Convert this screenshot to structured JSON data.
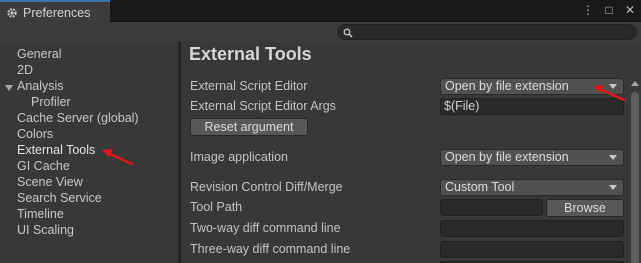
{
  "window": {
    "title": "Preferences",
    "controls": {
      "menu": "⋮",
      "maximize": "□",
      "close": "✕"
    }
  },
  "search": {
    "placeholder": "",
    "value": ""
  },
  "sidebar": {
    "items": [
      {
        "label": "General"
      },
      {
        "label": "2D"
      },
      {
        "label": "Analysis",
        "expanded": true
      },
      {
        "label": "Profiler",
        "child": true
      },
      {
        "label": "Cache Server (global)"
      },
      {
        "label": "Colors"
      },
      {
        "label": "External Tools",
        "selected": true
      },
      {
        "label": "GI Cache"
      },
      {
        "label": "Scene View"
      },
      {
        "label": "Search Service"
      },
      {
        "label": "Timeline"
      },
      {
        "label": "UI Scaling"
      }
    ]
  },
  "page": {
    "title": "External Tools",
    "script_editor": {
      "label": "External Script Editor",
      "value": "Open by file extension"
    },
    "script_editor_args": {
      "label": "External Script Editor Args",
      "value": "$(File)"
    },
    "reset_button": "Reset argument",
    "image_app": {
      "label": "Image application",
      "value": "Open by file extension"
    },
    "revision_diff": {
      "label": "Revision Control Diff/Merge",
      "value": "Custom Tool"
    },
    "tool_path": {
      "label": "Tool Path",
      "value": ""
    },
    "browse_button": "Browse",
    "two_way": {
      "label": "Two-way diff command line",
      "value": ""
    },
    "three_way": {
      "label": "Three-way diff command line",
      "value": ""
    }
  },
  "colors": {
    "accent": "#3a72b0",
    "annotation_arrow": "#e01818",
    "panel_bg": "#383838",
    "titlebar_bg": "#191919"
  }
}
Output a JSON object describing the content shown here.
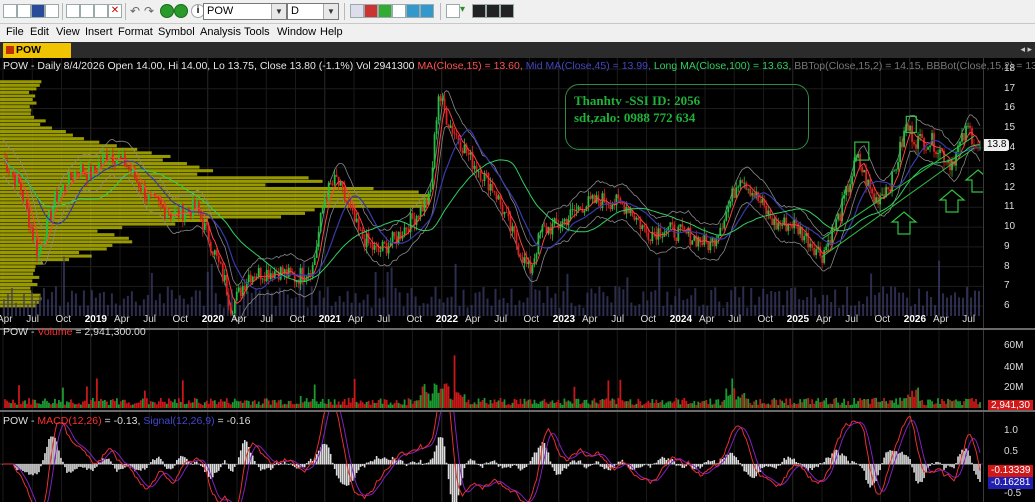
{
  "symbol_combo": "POW",
  "period_combo": "D",
  "menu": [
    "File",
    "Edit",
    "View",
    "Insert",
    "Format",
    "Symbol",
    "Analysis",
    "Tools",
    "Window",
    "Help"
  ],
  "tab_label": "POW (Daily)",
  "price_panel": {
    "header_prefix": "POW - Daily 8/4/2026 Open 14.00, Hi 14.00, Lo 13.75, Close 13.80 (-1.1%) Vol 2941300",
    "ma15_label": "MA(Close,15) = 13.60,",
    "ma45_label": "Mid MA(Close,45) = 13.99,",
    "ma100_label": "Long MA(Close,100) = 13.63,",
    "bbtop_label": "BBTop(Close,15,2) = 14.15,",
    "bbbot_label": "BBBot(Close,15,2) = 13.0",
    "price_tag": "13.8",
    "y_ticks": [
      "18",
      "17",
      "16",
      "15",
      "14",
      "13",
      "12",
      "11",
      "10",
      "9",
      "8",
      "7",
      "6"
    ],
    "note_line1": "Thanhtv -SSI ID: 2056",
    "note_line2": "sdt,zalo:  0988 772 634"
  },
  "x_axis": [
    {
      "t": "Apr",
      "y": false
    },
    {
      "t": "Jul",
      "y": false
    },
    {
      "t": "Oct",
      "y": false
    },
    {
      "t": "2019",
      "y": true
    },
    {
      "t": "Apr",
      "y": false
    },
    {
      "t": "Jul",
      "y": false
    },
    {
      "t": "Oct",
      "y": false
    },
    {
      "t": "2020",
      "y": true
    },
    {
      "t": "Apr",
      "y": false
    },
    {
      "t": "Jul",
      "y": false
    },
    {
      "t": "Oct",
      "y": false
    },
    {
      "t": "2021",
      "y": true
    },
    {
      "t": "Apr",
      "y": false
    },
    {
      "t": "Jul",
      "y": false
    },
    {
      "t": "Oct",
      "y": false
    },
    {
      "t": "2022",
      "y": true
    },
    {
      "t": "Apr",
      "y": false
    },
    {
      "t": "Jul",
      "y": false
    },
    {
      "t": "Oct",
      "y": false
    },
    {
      "t": "2023",
      "y": true
    },
    {
      "t": "Apr",
      "y": false
    },
    {
      "t": "Jul",
      "y": false
    },
    {
      "t": "Oct",
      "y": false
    },
    {
      "t": "2024",
      "y": true
    },
    {
      "t": "Apr",
      "y": false
    },
    {
      "t": "Jul",
      "y": false
    },
    {
      "t": "Oct",
      "y": false
    },
    {
      "t": "2025",
      "y": true
    },
    {
      "t": "Apr",
      "y": false
    },
    {
      "t": "Jul",
      "y": false
    },
    {
      "t": "Oct",
      "y": false
    },
    {
      "t": "2026",
      "y": true
    },
    {
      "t": "Apr",
      "y": false
    },
    {
      "t": "Jul",
      "y": false
    }
  ],
  "volume_panel": {
    "header_prefix": "POW -",
    "label": "Volume",
    "value": "= 2,941,300.00",
    "y_ticks": [
      "60M",
      "40M",
      "20M"
    ],
    "tag": "2,941,30"
  },
  "macd_panel": {
    "header_prefix": "POW -",
    "macd_label": "MACD(12,26)",
    "macd_value": "= -0.13,",
    "signal_label": "Signal(12,26,9)",
    "signal_value": "= -0.16",
    "y_ticks": [
      "1.0",
      "0.5",
      "0",
      "-0.5"
    ],
    "macd_tag": "-0.13339",
    "signal_tag": "-0.16281"
  },
  "colors": {
    "up": "#22c040",
    "down": "#e02020",
    "volume_profile": "#b3b300",
    "ma15": "#ff4040",
    "ma45": "#3a3aa8",
    "ma100": "#30d060",
    "bb": "#888888",
    "macd": "#e83030",
    "signal": "#8020c0",
    "note": "#1fb33a"
  },
  "chart_data": {
    "type": "candlestick",
    "symbol": "POW",
    "interval": "Daily",
    "last_bar": {
      "date": "8/4/2026",
      "open": 14.0,
      "high": 14.0,
      "low": 13.75,
      "close": 13.8,
      "change_pct": -1.1,
      "volume": 2941300
    },
    "y_range": [
      5.5,
      18.2
    ],
    "x_range_years": [
      2018.25,
      2026.6
    ],
    "price_path": [
      [
        2018.25,
        13.5
      ],
      [
        2018.4,
        12.0
      ],
      [
        2018.55,
        8.6
      ],
      [
        2018.7,
        11.5
      ],
      [
        2018.9,
        13.0
      ],
      [
        2019.0,
        12.6
      ],
      [
        2019.15,
        13.8
      ],
      [
        2019.3,
        13.2
      ],
      [
        2019.5,
        11.4
      ],
      [
        2019.7,
        10.6
      ],
      [
        2019.9,
        11.0
      ],
      [
        2020.0,
        9.6
      ],
      [
        2020.15,
        7.2
      ],
      [
        2020.2,
        5.9
      ],
      [
        2020.35,
        7.6
      ],
      [
        2020.6,
        7.8
      ],
      [
        2020.75,
        7.4
      ],
      [
        2020.9,
        8.0
      ],
      [
        2021.0,
        11.6
      ],
      [
        2021.1,
        12.4
      ],
      [
        2021.3,
        9.6
      ],
      [
        2021.45,
        8.7
      ],
      [
        2021.6,
        9.4
      ],
      [
        2021.75,
        10.4
      ],
      [
        2021.9,
        11.5
      ],
      [
        2021.97,
        16.8
      ],
      [
        2022.05,
        15.4
      ],
      [
        2022.25,
        13.4
      ],
      [
        2022.45,
        11.9
      ],
      [
        2022.6,
        9.7
      ],
      [
        2022.75,
        7.7
      ],
      [
        2022.85,
        9.8
      ],
      [
        2023.0,
        10.1
      ],
      [
        2023.2,
        11.1
      ],
      [
        2023.4,
        11.4
      ],
      [
        2023.6,
        11.0
      ],
      [
        2023.75,
        9.7
      ],
      [
        2023.9,
        9.9
      ],
      [
        2024.1,
        9.6
      ],
      [
        2024.3,
        9.1
      ],
      [
        2024.45,
        11.0
      ],
      [
        2024.55,
        12.7
      ],
      [
        2024.7,
        11.4
      ],
      [
        2024.85,
        10.1
      ],
      [
        2025.0,
        10.2
      ],
      [
        2025.25,
        8.6
      ],
      [
        2025.4,
        10.6
      ],
      [
        2025.55,
        13.5
      ],
      [
        2025.7,
        11.3
      ],
      [
        2025.85,
        12.4
      ],
      [
        2025.97,
        15.1
      ],
      [
        2026.05,
        14.4
      ],
      [
        2026.2,
        14.3
      ],
      [
        2026.35,
        13.2
      ],
      [
        2026.5,
        15.0
      ],
      [
        2026.6,
        13.8
      ]
    ],
    "volume_y_range": [
      0,
      75000000
    ],
    "macd_last": -0.13,
    "signal_last": -0.16,
    "indicators": {
      "MA15": 13.6,
      "MA45": 13.99,
      "MA100": 13.63,
      "BBTop": 14.15,
      "BBBot": 13.0
    }
  }
}
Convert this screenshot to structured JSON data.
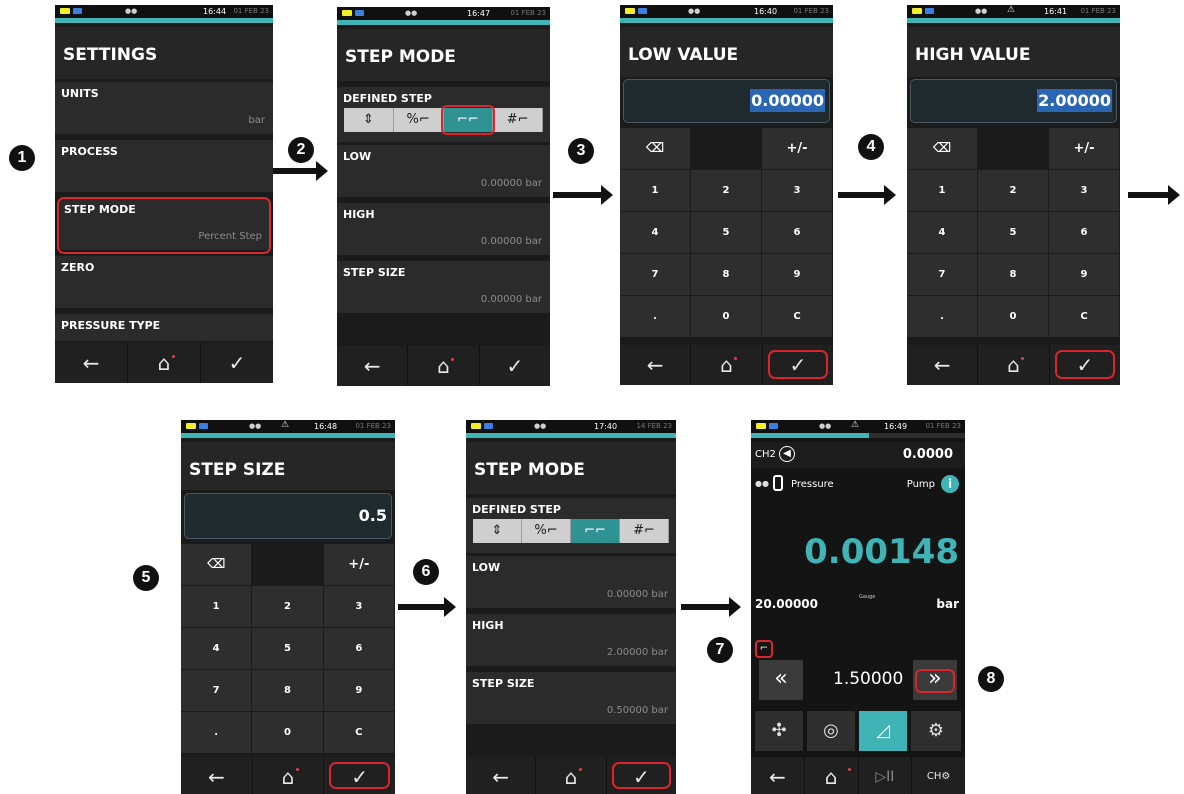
{
  "steps": [
    "1",
    "2",
    "3",
    "4",
    "5",
    "6",
    "7",
    "8"
  ],
  "screens": {
    "settings": {
      "status": {
        "time": "16:44",
        "date": "01 FEB 23"
      },
      "title": "SETTINGS",
      "items": [
        {
          "label": "UNITS",
          "value": "bar"
        },
        {
          "label": "PROCESS",
          "value": ""
        },
        {
          "label": "STEP MODE",
          "value": "Percent Step"
        },
        {
          "label": "ZERO",
          "value": ""
        },
        {
          "label": "PRESSURE TYPE",
          "value": ""
        }
      ]
    },
    "stepmode1": {
      "status": {
        "time": "16:47",
        "date": "01 FEB 23"
      },
      "title": "STEP MODE",
      "defined_step": "DEFINED STEP",
      "fields": [
        {
          "label": "LOW",
          "value": "0.00000 bar"
        },
        {
          "label": "HIGH",
          "value": "0.00000 bar"
        },
        {
          "label": "STEP SIZE",
          "value": "0.00000 bar"
        }
      ]
    },
    "low": {
      "status": {
        "time": "16:40",
        "date": "01 FEB 23"
      },
      "title": "LOW VALUE",
      "value": "0.00000"
    },
    "high": {
      "status": {
        "time": "16:41",
        "date": "01 FEB 23"
      },
      "title": "HIGH VALUE",
      "value": "2.00000"
    },
    "stepsize": {
      "status": {
        "time": "16:48",
        "date": "01 FEB 23"
      },
      "title": "STEP SIZE",
      "value": "0.5"
    },
    "stepmode2": {
      "status": {
        "time": "17:40",
        "date": "14 FEB 23"
      },
      "title": "STEP MODE",
      "defined_step": "DEFINED STEP",
      "fields": [
        {
          "label": "LOW",
          "value": "0.00000 bar"
        },
        {
          "label": "HIGH",
          "value": "2.00000 bar"
        },
        {
          "label": "STEP SIZE",
          "value": "0.50000 bar"
        }
      ]
    },
    "run": {
      "status": {
        "time": "16:49",
        "date": "01 FEB 23"
      },
      "channel": "CH2",
      "channel_value": "0.0000",
      "pressure_label": "Pressure",
      "pump_label": "Pump",
      "reading": "0.00148",
      "range": "20.00000",
      "gauge": "Gauge",
      "unit": "bar",
      "setpoint": "1.50000",
      "progress": 0.55
    }
  },
  "keypad": {
    "backspace": "⌫",
    "plusminus": "+/-",
    "keys": [
      "1",
      "2",
      "3",
      "4",
      "5",
      "6",
      "7",
      "8",
      "9",
      ".",
      "0",
      "C"
    ]
  },
  "icons": {
    "back": "←",
    "home": "⌂",
    "check": "✓"
  },
  "colors": {
    "teal": "#3fb3b5",
    "highlight": "#d9252b",
    "select": "#2b66b4"
  }
}
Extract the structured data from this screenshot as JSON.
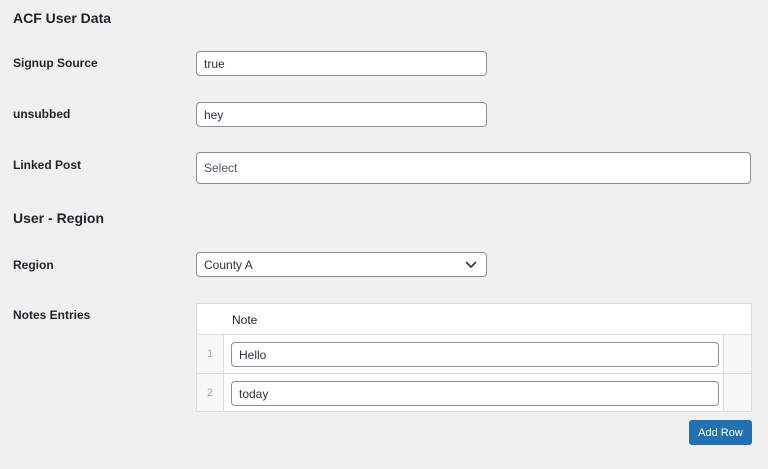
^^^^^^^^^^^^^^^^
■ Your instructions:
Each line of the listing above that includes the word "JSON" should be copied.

■ Reply:
Convert this screenshot to structured JSON data.
Output a JSON object describing the content shown here.
Convert this screenshot to structured JSON data.
Extract the structured data from this screenshot as JSON.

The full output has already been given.